Use scrap lumber for this project. Even pine boards will last many years and it is available and cheap. We try to stay away from any treated lumber products due to the controversy surrounding it. If you can afford it redwood is great. Make your beds no wider than 4 feet and any length you desire. The width is important. Any wider and you would have to step into your planting beds to work and harvest (this would cause compaction of the soil). Larry likes to have most of his beds 4 feet wide by 8 feet long. This is perfect for his paths and his plastic tunnel construction.
With raised beds you can plant right up to the edge of your planting bed. No waste of space! This really benefits the gardeners with limited space. You can also improve just the soil area where you intend to plant. If Larry is planting beans or corn in one of his beds, he will cover just that area with black porous cloth two weeks prior to planting. This will deep warm the soil to get his seeds off to a good start.
Add Organic Matter
The above picture is Larry's compost bins and his finished compost. He makes about 3 cubic yards of compost annually. The picture below is manure tea (more on this later).
You need to add compost or well rotted cow, horse or alpaca manure to your soil. All right so you have a problem with cow manure. Get over it! This is great for the garden. Too often we gardeners go for the quick fix and add chemical fertilizers to our soil. Sure it will boost production over the short term but it will do nothing to build up your soil. Start off by adding about a two to three inch layer of well rotted manure over the area to be planted (this is about 1 1/2 cubic yards for a 20 ft X 20 ft garden plot) . Work it into the soil in the late fall or early spring. Larry likes to use alpaca manure (available from "Pikes Peak Alpacas" at 719-481-4946 for $20 a pick up truck load ...bring your own truck).
Around Colorado Springs we have lots of horses. So how about horse manure? Horse manure has mixed reviews from our gardeners. Some say if it is not well rotted and composted you get lots and lots of weeds. Larry uses horse manure in building his compost piles. If horse manure is available to you, use it, but add it in the fall or VERY early spring. It needs time to "cool down". Fresh manure will burn many seedlings. A rule of thumb is to use manures from animals with more than one stomach (cows, bison, alpaca, llamas etc.). The more stomachs the more the plant matter gets worked and digested. Never use manures from any animal that eats meat (this includes humans). And never use sewage sludge, biosolids or milorganite (human waste from sewage treatment plants). This stuff can contain a lot of unknown chemicals, heavy metals, maybe some remnants of pharmaceuticals.
Manure tea is made by filling a bucket or garbage pail 1/3 full of cow or horse manure and the rest with water. Let it sit and ferment for about two weeks or more and skim off the water, dilute with an equal amount of tap water and water your garden plants. Use this tea after your plants are up and growing. Pour about a cup of this manure tea around your plants every two weeks.
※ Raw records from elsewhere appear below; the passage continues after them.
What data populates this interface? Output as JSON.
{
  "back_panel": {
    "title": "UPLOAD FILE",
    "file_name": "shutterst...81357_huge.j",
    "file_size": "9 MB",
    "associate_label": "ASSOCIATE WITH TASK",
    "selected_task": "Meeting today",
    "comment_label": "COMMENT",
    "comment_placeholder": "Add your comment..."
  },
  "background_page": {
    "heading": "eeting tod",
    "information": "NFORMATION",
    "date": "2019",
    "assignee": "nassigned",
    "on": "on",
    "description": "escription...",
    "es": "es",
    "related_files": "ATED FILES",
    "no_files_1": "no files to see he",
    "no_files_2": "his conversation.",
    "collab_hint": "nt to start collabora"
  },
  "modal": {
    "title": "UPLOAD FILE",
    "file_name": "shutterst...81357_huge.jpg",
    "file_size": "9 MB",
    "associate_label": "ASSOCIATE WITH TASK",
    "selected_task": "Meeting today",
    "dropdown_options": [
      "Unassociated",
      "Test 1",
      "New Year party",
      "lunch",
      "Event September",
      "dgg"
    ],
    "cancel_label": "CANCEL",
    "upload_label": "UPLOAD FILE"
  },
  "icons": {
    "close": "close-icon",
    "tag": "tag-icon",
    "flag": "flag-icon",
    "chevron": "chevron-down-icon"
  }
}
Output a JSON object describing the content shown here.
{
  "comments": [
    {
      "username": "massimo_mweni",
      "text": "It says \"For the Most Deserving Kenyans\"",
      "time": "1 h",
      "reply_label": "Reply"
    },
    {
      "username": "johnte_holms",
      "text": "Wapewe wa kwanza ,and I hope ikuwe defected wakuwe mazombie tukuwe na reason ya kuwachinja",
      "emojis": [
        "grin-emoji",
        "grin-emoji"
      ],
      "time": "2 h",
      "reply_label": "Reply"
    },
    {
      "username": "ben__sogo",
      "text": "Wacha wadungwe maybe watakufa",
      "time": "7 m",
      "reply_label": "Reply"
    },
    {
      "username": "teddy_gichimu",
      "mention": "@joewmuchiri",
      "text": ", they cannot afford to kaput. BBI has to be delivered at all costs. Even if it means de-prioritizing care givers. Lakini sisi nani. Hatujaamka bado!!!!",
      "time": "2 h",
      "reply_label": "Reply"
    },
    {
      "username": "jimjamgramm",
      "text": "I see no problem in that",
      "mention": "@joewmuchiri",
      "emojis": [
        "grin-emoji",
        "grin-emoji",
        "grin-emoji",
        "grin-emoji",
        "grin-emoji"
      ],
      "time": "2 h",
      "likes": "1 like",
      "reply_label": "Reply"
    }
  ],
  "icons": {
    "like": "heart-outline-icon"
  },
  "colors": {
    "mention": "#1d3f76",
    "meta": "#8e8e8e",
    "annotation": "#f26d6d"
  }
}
What else can a gardener add to soil to make it "just right"? We have started using organic cotton burr mulch to break up the heavy soils or add structure to sandy soils. In a 4 ft by 8 ft bed we use 6 cubic feet and mix it into the top 8 inches of soil. We also use blood and bone meal. Add about 1 cup of each for every 10 square feet of planting. Mix it into the soil.
At the end of the year take your shovel and scoop out a big chunk of soil. If you have 10 earthworms or more in that chunk you have done a great job!
Remember if you keep your garden soil evenly moist (not damp or soggy!) throughout the growing season your plants and earthworms will do their best.
This has been talked about in the raised bed section above. Planting in single rows then a row for walking then a single row then a row for walking etc. is a waste of precious garden space. We plant in either raised beds or wide rows (3 to 4 feet then a row for walking). This increases our harvest many times over the conventional method.
Rototill Once Then Never Again
Larry used to rototill twice a year. Never again! The only time that you should rototill is when you are first starting your garden. This is the time to really work all that organic matter into the soil as deeply as you can. Then "never again". From that point on work the organic matter into the top 3 inches of soil using a broadfork (lift and "tease" the soil) as shown above, and let the earthworms and soil microbes do the rest.
Nature does not rototill the fields and the forests. You shouldn't either. Rototilling breaks up the earthworm tunnels and the micro-habitats for all other soil microbes. These organisms work the soil, break down the organic matter into a usable form and provide the porosity that is so much needed. Air and water can penetrate better when not tilled. It is always best to add your organic matter to your soil in the fall, cover with a blanket of leaf and straw mulch to keep moist and let nature do its thing.
If you have some methods that have worked for you, please share.
How to Prepare Your Soil for Planting
Raised Beds...Add Organic Matter
...Wide Rows...Rototill Once Then Never Again